◆ Material for this task ◆

**********

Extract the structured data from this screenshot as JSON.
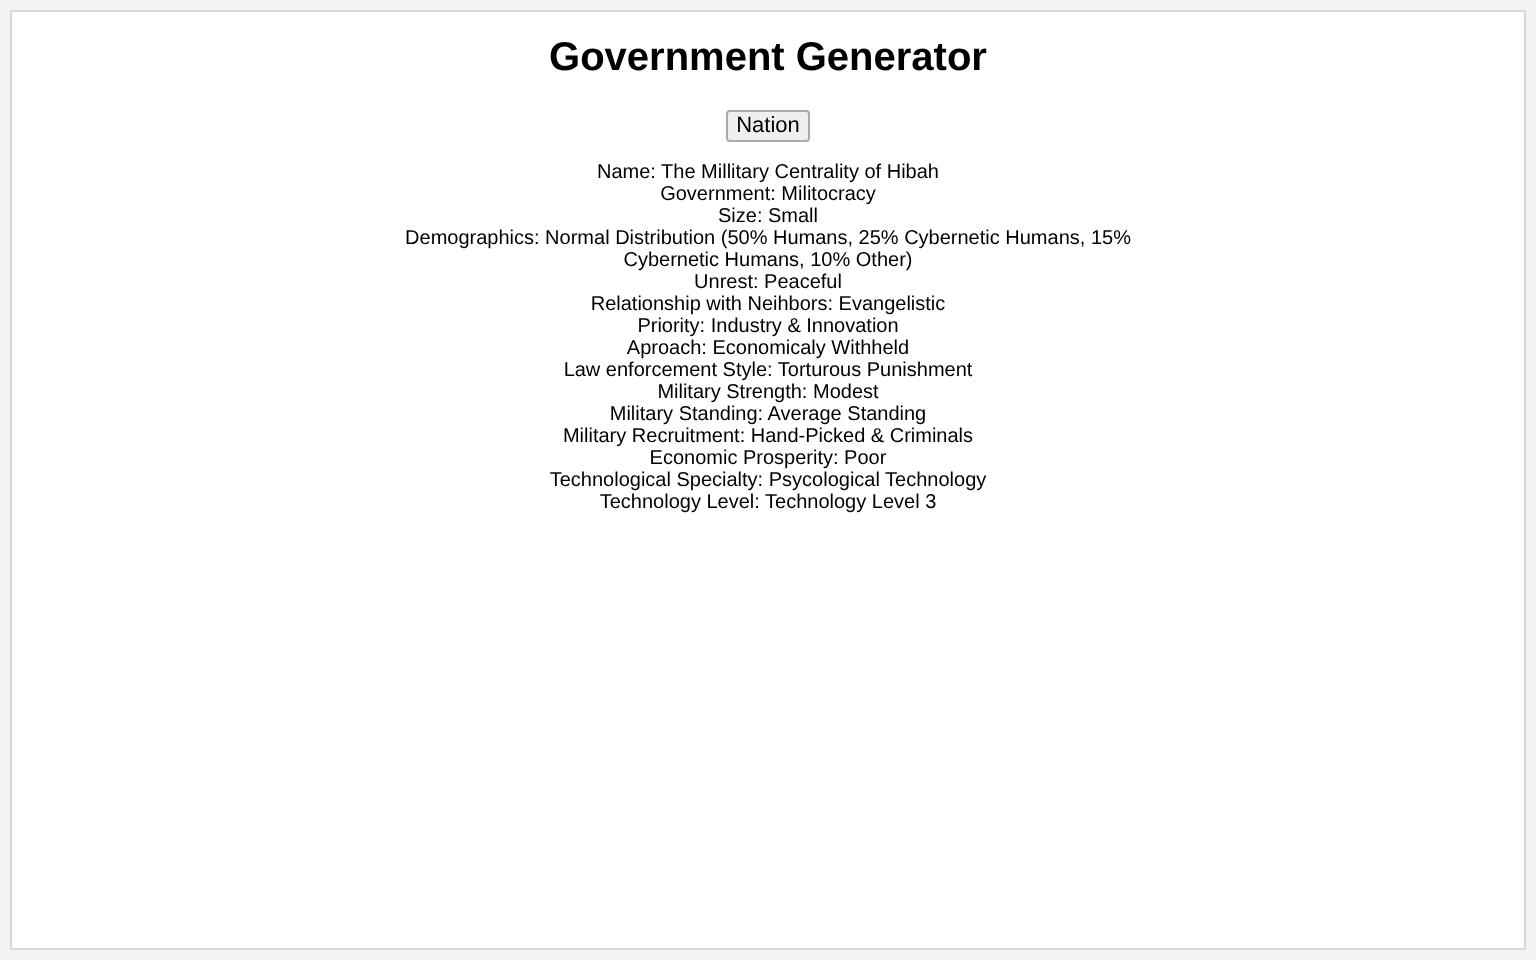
{
  "title": "Government Generator",
  "button": "Nation",
  "lines": [
    "Name: The Millitary Centrality of Hibah",
    "Government: Militocracy",
    "Size: Small",
    "Demographics: Normal Distribution (50% Humans, 25% Cybernetic Humans, 15% Cybernetic Humans, 10% Other)",
    "Unrest: Peaceful",
    "Relationship with Neihbors: Evangelistic",
    "Priority: Industry & Innovation",
    "Aproach: Economicaly Withheld",
    "Law enforcement Style: Torturous Punishment",
    "Military Strength: Modest",
    "Military Standing: Average Standing",
    "Military Recruitment: Hand-Picked & Criminals",
    "Economic Prosperity: Poor",
    "Technological Specialty: Psycological Technology",
    "Technology Level: Technology Level 3"
  ]
}
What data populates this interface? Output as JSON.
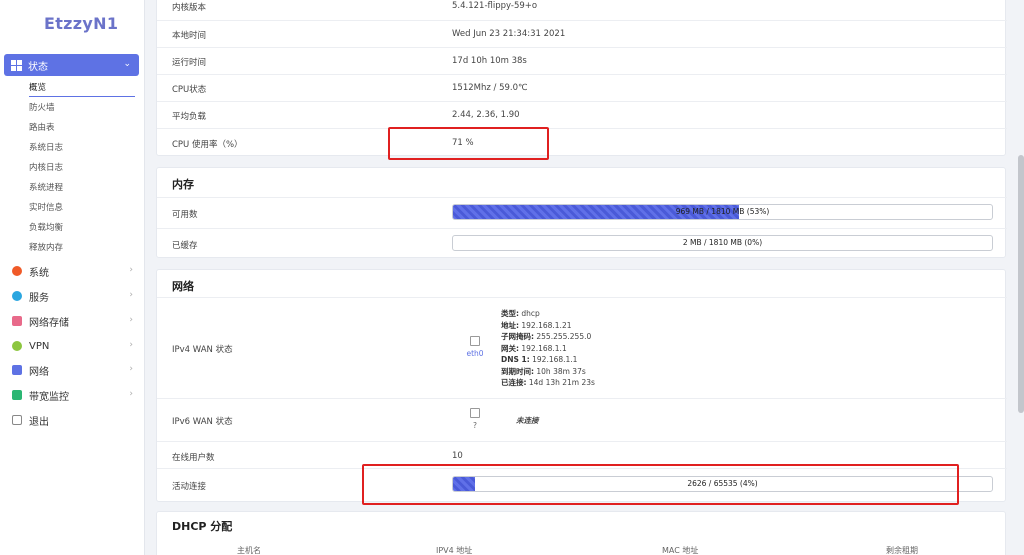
{
  "logo": "EtzzyN1",
  "sidebar": {
    "active_menu": "状态",
    "submenu": [
      "概览",
      "防火墙",
      "路由表",
      "系统日志",
      "内核日志",
      "系统进程",
      "实时信息",
      "负载均衡",
      "释放内存"
    ],
    "items": [
      {
        "label": "系统",
        "color": "#f05a28"
      },
      {
        "label": "服务",
        "color": "#2aa6e0"
      },
      {
        "label": "网络存储",
        "color": "#e86a8a"
      },
      {
        "label": "VPN",
        "color": "#8cc63f"
      },
      {
        "label": "网络",
        "color": "#5e72e4"
      },
      {
        "label": "带宽监控",
        "color": "#2bb673"
      },
      {
        "label": "退出",
        "color": "#888888"
      }
    ]
  },
  "system": {
    "rows": [
      {
        "k": "内核版本",
        "v": "5.4.121-flippy-59+o"
      },
      {
        "k": "本地时间",
        "v": "Wed Jun 23 21:34:31 2021"
      },
      {
        "k": "运行时间",
        "v": "17d 10h 10m 38s"
      },
      {
        "k": "CPU状态",
        "v": "1512Mhz / 59.0℃"
      },
      {
        "k": "平均负载",
        "v": "2.44, 2.36, 1.90"
      },
      {
        "k": "CPU 使用率（%）",
        "v": "71 %"
      }
    ]
  },
  "memory": {
    "title": "内存",
    "available_label": "可用数",
    "available_text": "969 MB / 1810 MB (53%)",
    "available_fraction": 0.53,
    "cached_label": "已缓存",
    "cached_text": "2 MB / 1810 MB (0%)",
    "cached_fraction": 0.0
  },
  "network": {
    "title": "网络",
    "ipv4_label": "IPv4 WAN 状态",
    "ipv4_iface": "eth0",
    "ipv4_info": [
      {
        "k": "类型:",
        "v": "dhcp"
      },
      {
        "k": "地址:",
        "v": "192.168.1.21"
      },
      {
        "k": "子网掩码:",
        "v": "255.255.255.0"
      },
      {
        "k": "网关:",
        "v": "192.168.1.1"
      },
      {
        "k": "DNS 1:",
        "v": "192.168.1.1"
      },
      {
        "k": "到期时间:",
        "v": "10h 38m 37s"
      },
      {
        "k": "已连接:",
        "v": "14d 13h 21m 23s"
      }
    ],
    "ipv6_label": "IPv6 WAN 状态",
    "ipv6_iface": "?",
    "ipv6_status": "未连接",
    "users_label": "在线用户数",
    "users_value": "10",
    "conn_label": "活动连接",
    "conn_text": "2626 / 65535 (4%)",
    "conn_fraction": 0.04
  },
  "dhcp": {
    "title": "DHCP 分配",
    "columns": [
      "主机名",
      "IPV4 地址",
      "MAC 地址",
      "剩余租期"
    ]
  }
}
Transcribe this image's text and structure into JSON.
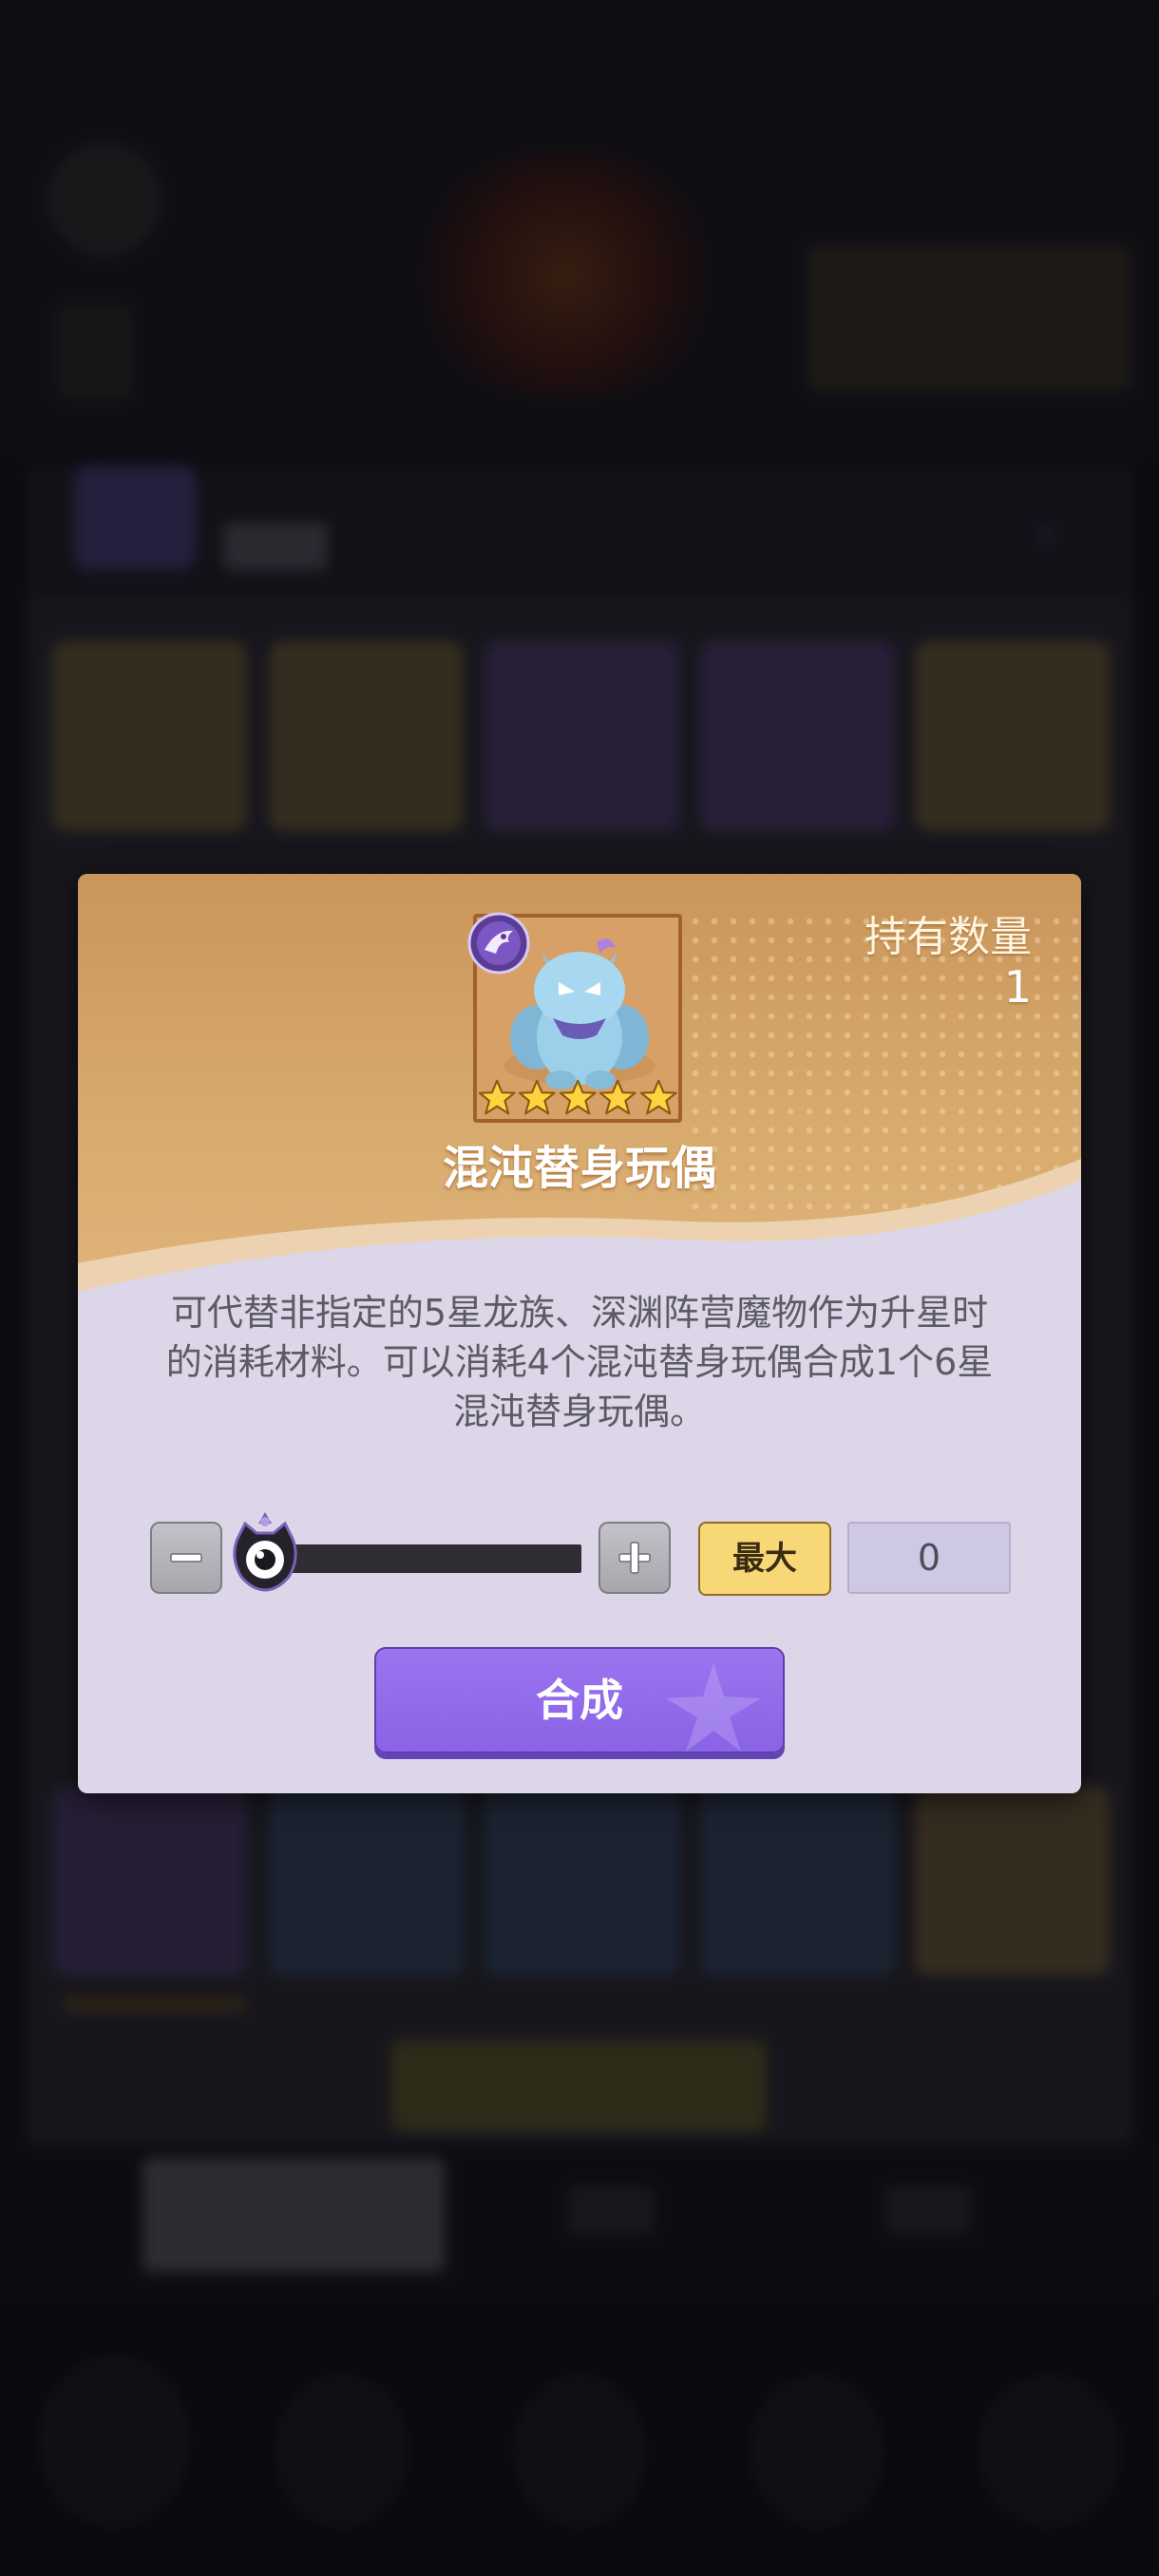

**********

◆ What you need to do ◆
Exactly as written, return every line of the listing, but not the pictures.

◆ Answer area ◆
Extract the structured data from this screenshot as JSON.
{
  "title": "Government Generator",
  "button": "Nation",
  "lines": [
    "Name: The Millitary Centrality of Hibah",
    "Government: Militocracy",
    "Size: Small",
    "Demographics: Normal Distribution (50% Humans, 25% Cybernetic Humans, 15% Cybernetic Humans, 10% Other)",
    "Unrest: Peaceful",
    "Relationship with Neihbors: Evangelistic",
    "Priority: Industry & Innovation",
    "Aproach: Economicaly Withheld",
    "Law enforcement Style: Torturous Punishment",
    "Military Strength: Modest",
    "Military Standing: Average Standing",
    "Military Recruitment: Hand-Picked & Criminals",
    "Economic Prosperity: Poor",
    "Technological Specialty: Psycological Technology",
    "Technology Level: Technology Level 3"
  ]
}
What data populates this interface? Output as JSON.
{
  "logo": "EtzzyN1",
  "sidebar": {
    "active_menu": "状态",
    "submenu": [
      "概览",
      "防火墙",
      "路由表",
      "系统日志",
      "内核日志",
      "系统进程",
      "实时信息",
      "负载均衡",
      "释放内存"
    ],
    "items": [
      {
        "label": "系统",
        "color": "#f05a28"
      },
      {
        "label": "服务",
        "color": "#2aa6e0"
      },
      {
        "label": "网络存储",
        "color": "#e86a8a"
      },
      {
        "label": "VPN",
        "color": "#8cc63f"
      },
      {
        "label": "网络",
        "color": "#5e72e4"
      },
      {
        "label": "带宽监控",
        "color": "#2bb673"
      },
      {
        "label": "退出",
        "color": "#888888"
      }
    ]
  },
  "system": {
    "rows": [
      {
        "k": "内核版本",
        "v": "5.4.121-flippy-59+o"
      },
      {
        "k": "本地时间",
        "v": "Wed Jun 23 21:34:31 2021"
      },
      {
        "k": "运行时间",
        "v": "17d 10h 10m 38s"
      },
      {
        "k": "CPU状态",
        "v": "1512Mhz / 59.0℃"
      },
      {
        "k": "平均负载",
        "v": "2.44, 2.36, 1.90"
      },
      {
        "k": "CPU 使用率（%）",
        "v": "71 %"
      }
    ]
  },
  "memory": {
    "title": "内存",
    "available_label": "可用数",
    "available_text": "969 MB / 1810 MB (53%)",
    "available_fraction": 0.53,
    "cached_label": "已缓存",
    "cached_text": "2 MB / 1810 MB (0%)",
    "cached_fraction": 0.0
  },
  "network": {
    "title": "网络",
    "ipv4_label": "IPv4 WAN 状态",
    "ipv4_iface": "eth0",
    "ipv4_info": [
      {
        "k": "类型:",
        "v": "dhcp"
      },
      {
        "k": "地址:",
        "v": "192.168.1.21"
      },
      {
        "k": "子网掩码:",
        "v": "255.255.255.0"
      },
      {
        "k": "网关:",
        "v": "192.168.1.1"
      },
      {
        "k": "DNS 1:",
        "v": "192.168.1.1"
      },
      {
        "k": "到期时间:",
        "v": "10h 38m 37s"
      },
      {
        "k": "已连接:",
        "v": "14d 13h 21m 23s"
      }
    ],
    "ipv6_label": "IPv6 WAN 状态",
    "ipv6_iface": "?",
    "ipv6_status": "未连接",
    "users_label": "在线用户数",
    "users_value": "10",
    "conn_label": "活动连接",
    "conn_text": "2626 / 65535 (4%)",
    "conn_fraction": 0.04
  },
  "dhcp": {
    "title": "DHCP 分配",
    "columns": [
      "主机名",
      "IPV4 地址",
      "MAC 地址",
      "剩余租期"
    ]
  }
}
Transcribe this image's text and structure into JSON.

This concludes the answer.